Scotland's councils have set their 2010-11 budgets. Schools know their staffing and supplies and services budgets. At best, it's bad news; in some cases, it's a disaster.
The degree of consultation, with the unions, parents and headteachers, will have varied. Such interest groups have a right to be consulted, but the democratically-elected councillors have the duty to make the hard decisions. These are made harder, curiously, by something which most councillors demanded - the concordat.
This gave local councils autonomy to spend without central government constraints or ring-fencing directions. The price, however, was the council tax freeze. It's that, plus the small matter of an international financial crisis, which has created the bleak scenario we face.
Local government, the Scottish Government and the UK Government have different priorities. This sometimes confusing situation is complicated by three consecutive years of elections: Westminster in 2010, the Scottish Parliament in 2011 and the councils in 2012. The worst outlook is fear- induced paralysis.

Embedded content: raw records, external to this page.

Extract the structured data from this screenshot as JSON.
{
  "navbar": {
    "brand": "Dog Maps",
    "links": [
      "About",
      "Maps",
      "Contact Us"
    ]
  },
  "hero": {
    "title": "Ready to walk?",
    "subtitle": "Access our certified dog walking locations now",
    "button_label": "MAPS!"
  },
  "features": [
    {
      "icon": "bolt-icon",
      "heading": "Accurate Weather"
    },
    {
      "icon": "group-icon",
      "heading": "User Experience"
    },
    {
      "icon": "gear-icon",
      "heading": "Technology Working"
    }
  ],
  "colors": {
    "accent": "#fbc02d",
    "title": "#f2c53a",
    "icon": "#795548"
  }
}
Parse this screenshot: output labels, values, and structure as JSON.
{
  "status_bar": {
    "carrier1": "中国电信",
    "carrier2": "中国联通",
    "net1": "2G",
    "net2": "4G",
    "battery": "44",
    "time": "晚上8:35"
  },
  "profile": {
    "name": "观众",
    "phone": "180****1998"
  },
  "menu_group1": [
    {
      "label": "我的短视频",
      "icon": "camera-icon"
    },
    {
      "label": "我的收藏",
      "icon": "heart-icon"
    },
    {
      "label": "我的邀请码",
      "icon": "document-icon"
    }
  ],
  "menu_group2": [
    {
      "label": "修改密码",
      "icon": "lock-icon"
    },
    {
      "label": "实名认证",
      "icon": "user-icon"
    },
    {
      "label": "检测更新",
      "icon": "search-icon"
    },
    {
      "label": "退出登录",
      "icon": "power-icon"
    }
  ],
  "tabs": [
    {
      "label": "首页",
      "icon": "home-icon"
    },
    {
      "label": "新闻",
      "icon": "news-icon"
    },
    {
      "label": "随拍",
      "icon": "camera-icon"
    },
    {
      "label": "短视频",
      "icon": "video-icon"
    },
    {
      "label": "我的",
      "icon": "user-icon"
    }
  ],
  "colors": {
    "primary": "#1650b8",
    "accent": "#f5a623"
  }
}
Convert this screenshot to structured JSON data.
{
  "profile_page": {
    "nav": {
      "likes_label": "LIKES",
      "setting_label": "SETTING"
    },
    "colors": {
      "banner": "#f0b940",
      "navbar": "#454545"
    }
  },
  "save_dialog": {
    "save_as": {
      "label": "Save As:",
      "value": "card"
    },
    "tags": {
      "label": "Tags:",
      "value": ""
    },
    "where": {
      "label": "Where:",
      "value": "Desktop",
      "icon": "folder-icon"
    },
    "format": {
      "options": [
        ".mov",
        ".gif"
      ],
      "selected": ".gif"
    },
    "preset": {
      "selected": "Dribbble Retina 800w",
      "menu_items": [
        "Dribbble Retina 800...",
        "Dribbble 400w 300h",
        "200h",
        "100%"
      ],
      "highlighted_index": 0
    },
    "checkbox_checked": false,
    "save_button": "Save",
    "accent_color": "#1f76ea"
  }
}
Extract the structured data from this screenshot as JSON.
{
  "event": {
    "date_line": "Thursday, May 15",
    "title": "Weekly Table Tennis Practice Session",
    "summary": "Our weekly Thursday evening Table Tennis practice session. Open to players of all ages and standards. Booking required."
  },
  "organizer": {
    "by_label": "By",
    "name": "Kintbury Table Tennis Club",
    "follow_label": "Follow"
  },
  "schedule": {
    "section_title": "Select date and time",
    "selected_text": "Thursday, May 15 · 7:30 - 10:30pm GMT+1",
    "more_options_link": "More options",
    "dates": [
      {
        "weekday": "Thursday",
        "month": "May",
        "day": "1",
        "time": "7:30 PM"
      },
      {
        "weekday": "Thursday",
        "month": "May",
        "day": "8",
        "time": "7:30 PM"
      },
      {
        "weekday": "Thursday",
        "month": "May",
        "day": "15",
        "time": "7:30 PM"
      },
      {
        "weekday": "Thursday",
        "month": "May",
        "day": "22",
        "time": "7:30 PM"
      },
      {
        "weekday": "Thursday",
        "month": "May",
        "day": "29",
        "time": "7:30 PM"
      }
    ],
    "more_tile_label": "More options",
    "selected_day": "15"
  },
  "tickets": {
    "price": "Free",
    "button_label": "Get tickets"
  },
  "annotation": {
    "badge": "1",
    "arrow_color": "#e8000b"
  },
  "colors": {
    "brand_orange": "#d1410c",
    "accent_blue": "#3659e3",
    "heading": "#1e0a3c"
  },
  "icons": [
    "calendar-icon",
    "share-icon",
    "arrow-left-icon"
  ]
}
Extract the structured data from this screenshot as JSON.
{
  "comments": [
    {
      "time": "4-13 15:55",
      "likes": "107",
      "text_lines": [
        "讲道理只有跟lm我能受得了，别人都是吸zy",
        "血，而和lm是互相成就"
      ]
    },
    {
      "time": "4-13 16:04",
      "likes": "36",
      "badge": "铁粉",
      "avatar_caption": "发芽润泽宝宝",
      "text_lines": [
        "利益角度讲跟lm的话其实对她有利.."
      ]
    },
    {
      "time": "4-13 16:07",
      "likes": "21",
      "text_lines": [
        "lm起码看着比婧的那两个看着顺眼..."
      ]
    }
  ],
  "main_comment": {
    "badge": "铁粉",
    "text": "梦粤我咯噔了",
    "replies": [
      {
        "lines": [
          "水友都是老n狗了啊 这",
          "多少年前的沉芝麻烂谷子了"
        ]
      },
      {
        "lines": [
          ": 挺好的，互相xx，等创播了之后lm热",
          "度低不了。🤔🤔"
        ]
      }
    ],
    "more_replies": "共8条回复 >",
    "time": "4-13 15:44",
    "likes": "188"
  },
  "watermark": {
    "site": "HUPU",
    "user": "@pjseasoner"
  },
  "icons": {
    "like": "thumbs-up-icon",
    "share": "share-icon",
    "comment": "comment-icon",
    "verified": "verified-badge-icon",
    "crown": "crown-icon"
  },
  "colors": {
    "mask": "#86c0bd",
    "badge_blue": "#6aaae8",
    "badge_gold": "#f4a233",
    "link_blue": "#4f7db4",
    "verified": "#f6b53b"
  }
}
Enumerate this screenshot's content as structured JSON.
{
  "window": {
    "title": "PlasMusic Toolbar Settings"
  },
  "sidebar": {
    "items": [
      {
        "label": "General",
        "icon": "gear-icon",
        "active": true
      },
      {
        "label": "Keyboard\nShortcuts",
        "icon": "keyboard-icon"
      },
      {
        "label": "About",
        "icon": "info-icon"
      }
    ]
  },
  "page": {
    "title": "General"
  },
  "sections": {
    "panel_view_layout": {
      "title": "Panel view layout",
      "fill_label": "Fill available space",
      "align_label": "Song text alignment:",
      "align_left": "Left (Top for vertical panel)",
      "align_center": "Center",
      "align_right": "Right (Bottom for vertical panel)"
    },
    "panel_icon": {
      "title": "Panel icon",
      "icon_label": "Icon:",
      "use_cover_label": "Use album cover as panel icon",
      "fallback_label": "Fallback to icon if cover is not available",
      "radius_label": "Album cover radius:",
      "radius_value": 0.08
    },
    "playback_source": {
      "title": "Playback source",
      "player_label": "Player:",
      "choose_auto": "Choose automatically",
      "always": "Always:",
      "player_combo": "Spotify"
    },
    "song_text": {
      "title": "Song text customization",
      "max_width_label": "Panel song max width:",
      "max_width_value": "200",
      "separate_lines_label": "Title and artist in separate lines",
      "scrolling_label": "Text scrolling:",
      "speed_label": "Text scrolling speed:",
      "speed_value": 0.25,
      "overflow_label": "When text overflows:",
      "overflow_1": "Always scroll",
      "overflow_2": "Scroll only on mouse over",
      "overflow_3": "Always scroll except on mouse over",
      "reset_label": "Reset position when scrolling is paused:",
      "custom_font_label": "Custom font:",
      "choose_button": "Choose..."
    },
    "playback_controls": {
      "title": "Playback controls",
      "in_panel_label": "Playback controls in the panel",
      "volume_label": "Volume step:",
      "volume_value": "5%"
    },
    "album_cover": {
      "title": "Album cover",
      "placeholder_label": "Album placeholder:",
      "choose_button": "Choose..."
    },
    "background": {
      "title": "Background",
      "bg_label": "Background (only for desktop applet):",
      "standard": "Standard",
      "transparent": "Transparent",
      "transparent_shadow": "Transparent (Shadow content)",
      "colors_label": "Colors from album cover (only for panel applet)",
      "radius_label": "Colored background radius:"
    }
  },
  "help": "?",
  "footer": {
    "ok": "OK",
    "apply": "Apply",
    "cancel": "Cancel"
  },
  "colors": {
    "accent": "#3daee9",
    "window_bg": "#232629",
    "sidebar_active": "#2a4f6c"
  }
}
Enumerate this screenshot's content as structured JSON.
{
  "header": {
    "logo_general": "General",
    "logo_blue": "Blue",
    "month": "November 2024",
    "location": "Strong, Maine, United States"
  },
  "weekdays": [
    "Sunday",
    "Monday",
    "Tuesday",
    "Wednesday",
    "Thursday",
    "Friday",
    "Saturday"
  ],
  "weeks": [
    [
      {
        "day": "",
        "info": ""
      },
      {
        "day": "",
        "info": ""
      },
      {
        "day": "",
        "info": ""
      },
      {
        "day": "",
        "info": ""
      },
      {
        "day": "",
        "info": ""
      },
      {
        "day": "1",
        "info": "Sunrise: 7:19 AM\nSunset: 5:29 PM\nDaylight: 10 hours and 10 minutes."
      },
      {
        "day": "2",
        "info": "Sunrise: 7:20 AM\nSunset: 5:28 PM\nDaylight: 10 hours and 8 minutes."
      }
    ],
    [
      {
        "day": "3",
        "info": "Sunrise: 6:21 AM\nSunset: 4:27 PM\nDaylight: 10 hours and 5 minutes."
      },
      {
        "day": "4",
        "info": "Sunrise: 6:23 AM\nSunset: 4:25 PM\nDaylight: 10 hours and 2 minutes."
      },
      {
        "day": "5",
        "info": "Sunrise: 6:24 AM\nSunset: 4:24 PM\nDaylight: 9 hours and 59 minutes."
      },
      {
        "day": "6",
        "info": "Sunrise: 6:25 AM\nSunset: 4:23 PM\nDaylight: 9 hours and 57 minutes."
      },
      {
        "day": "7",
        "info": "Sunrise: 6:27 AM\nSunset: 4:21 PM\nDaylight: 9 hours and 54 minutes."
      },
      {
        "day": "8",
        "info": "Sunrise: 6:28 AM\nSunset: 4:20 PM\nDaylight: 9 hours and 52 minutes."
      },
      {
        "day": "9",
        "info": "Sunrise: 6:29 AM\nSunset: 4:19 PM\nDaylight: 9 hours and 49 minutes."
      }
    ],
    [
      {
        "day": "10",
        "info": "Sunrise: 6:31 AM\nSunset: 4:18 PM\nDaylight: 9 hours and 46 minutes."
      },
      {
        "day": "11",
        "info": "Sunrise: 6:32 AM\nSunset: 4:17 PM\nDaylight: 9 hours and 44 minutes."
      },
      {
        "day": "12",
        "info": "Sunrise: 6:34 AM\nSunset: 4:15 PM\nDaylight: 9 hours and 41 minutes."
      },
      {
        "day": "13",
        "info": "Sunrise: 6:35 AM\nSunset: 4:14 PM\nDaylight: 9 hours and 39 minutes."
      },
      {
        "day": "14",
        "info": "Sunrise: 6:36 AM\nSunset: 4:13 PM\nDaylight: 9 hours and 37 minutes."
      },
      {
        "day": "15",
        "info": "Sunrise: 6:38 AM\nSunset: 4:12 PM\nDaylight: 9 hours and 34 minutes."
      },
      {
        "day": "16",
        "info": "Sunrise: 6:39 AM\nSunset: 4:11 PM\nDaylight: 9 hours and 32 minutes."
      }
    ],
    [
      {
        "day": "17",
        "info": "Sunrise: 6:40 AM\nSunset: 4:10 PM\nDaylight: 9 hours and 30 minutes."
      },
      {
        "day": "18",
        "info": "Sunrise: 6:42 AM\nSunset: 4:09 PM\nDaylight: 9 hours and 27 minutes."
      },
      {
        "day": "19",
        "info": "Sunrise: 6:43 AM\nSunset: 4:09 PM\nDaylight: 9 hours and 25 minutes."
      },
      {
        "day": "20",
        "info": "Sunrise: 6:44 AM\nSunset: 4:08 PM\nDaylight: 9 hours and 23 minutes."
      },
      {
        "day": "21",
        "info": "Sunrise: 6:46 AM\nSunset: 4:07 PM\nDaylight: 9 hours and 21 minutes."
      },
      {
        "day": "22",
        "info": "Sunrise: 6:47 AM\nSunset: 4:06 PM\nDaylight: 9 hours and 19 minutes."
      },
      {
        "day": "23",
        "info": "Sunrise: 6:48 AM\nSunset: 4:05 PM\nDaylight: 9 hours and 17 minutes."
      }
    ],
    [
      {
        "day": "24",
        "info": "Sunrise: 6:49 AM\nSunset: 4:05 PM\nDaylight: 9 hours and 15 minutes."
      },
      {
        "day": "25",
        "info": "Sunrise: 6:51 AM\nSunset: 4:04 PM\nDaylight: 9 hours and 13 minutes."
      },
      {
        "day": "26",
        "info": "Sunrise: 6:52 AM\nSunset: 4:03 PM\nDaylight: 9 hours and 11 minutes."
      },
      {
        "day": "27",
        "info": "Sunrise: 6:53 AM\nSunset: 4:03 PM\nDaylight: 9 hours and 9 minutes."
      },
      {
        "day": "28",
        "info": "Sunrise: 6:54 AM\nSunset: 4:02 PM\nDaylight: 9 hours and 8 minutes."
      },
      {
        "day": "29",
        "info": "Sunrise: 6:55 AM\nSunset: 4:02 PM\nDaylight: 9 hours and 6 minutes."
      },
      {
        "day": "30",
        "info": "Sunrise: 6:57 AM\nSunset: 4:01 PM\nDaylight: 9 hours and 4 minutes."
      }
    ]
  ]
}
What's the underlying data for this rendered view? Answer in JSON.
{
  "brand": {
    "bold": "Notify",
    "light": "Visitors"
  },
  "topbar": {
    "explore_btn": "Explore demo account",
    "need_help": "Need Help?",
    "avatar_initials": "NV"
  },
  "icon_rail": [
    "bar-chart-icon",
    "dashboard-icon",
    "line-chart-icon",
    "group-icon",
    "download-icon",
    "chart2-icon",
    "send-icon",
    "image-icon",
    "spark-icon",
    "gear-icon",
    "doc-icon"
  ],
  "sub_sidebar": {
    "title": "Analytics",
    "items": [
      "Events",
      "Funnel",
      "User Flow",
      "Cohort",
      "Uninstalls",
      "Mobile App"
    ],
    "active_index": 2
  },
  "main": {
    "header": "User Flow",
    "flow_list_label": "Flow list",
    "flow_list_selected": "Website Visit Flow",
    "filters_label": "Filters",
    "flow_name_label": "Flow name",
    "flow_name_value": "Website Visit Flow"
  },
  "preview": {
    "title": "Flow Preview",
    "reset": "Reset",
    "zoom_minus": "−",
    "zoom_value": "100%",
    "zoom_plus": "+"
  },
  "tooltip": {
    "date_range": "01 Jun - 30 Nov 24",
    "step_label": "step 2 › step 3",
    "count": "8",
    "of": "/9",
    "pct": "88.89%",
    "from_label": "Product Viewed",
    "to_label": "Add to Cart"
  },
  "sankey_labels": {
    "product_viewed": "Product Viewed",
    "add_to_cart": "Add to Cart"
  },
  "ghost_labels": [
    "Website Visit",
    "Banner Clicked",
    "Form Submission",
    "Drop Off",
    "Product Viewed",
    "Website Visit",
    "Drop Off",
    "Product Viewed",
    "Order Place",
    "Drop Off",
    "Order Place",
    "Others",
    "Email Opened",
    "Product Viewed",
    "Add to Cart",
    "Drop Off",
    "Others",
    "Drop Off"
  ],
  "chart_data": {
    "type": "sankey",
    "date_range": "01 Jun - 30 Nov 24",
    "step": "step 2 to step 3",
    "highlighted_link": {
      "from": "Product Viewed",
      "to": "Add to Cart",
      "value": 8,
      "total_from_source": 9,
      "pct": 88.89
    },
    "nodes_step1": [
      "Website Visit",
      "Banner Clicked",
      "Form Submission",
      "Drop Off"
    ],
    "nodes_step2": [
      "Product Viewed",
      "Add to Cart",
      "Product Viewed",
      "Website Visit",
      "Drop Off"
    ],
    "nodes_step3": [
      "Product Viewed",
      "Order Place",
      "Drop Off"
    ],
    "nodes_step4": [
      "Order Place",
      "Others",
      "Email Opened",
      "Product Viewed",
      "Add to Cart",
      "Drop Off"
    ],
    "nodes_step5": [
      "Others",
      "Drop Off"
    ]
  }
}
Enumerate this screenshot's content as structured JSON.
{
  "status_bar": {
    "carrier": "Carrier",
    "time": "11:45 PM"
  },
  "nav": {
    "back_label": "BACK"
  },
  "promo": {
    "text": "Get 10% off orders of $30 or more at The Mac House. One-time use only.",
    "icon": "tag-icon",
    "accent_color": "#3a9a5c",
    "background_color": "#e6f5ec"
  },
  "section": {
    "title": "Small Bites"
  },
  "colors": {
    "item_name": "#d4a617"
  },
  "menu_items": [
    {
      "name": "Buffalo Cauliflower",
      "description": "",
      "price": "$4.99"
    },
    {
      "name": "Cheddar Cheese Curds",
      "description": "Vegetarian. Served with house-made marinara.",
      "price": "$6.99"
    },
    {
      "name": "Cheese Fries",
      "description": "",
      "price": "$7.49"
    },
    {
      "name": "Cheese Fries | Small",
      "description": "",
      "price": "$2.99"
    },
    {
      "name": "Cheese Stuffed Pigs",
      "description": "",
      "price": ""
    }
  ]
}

Since action is likely to be unpopular with one section or other of the electorate, many politicians will be tempted to do nothing.
All the warnings are that the situation will get worse. A long-term realignment of public sector priorities and spending reductions is inevitable. The question is whether the decisions will be made from a long-term strategic perspective or electoral jockeying triumphs.
The public sector could operate more efficiently. We remain wedded to a localised but often expensive system, and politicians are usually the first to bow to constituency pressures. The best recent example was the maintenance of a range of local hospital accident and emergency services, even if their functions were often duplicated and were picking up problems, especially at weekends, better addressed at the next day's GP surgery.
Or there is the wastage of countless local authority buildings within short distances of each other. A range of services (library, housing, social work, school) could be delivered from one centralised resource in each. Other services have become historically outdated, and minimal usage no longer justifies their existence.
In education, there are savings to be made by politicians with the courage to think strategically and to argue the long-term needs of their areas as a whole, starting with some key principles. Here are some I would put at the heart of such an exercise:
- One level of quality assurance is enough: councils and the Scottish Government should discuss whether a central inspectorate or a local quality assurance process is better to evaluate school performance - and then eliminate the unnecessary level;
- Central and local government should abstain from the creation of the plethora of regulations which, in their turn, create the need for a massive bureaucracy to police them;
- Comprehensive education must be maintained and any school reorganisation must create a genuine social mix;
- Levels of academic attainment should not be the criterion for determining which schools remain open;
- Powerful vested interests wishing to protect particular sectoral schools at the expense of others must not be entertained;
- Vulnerable youngsters and the poorest communities must be protected.
That'll do for a start.
Alex Wood is head of Wester Hailes Education Centre, Edinburgh.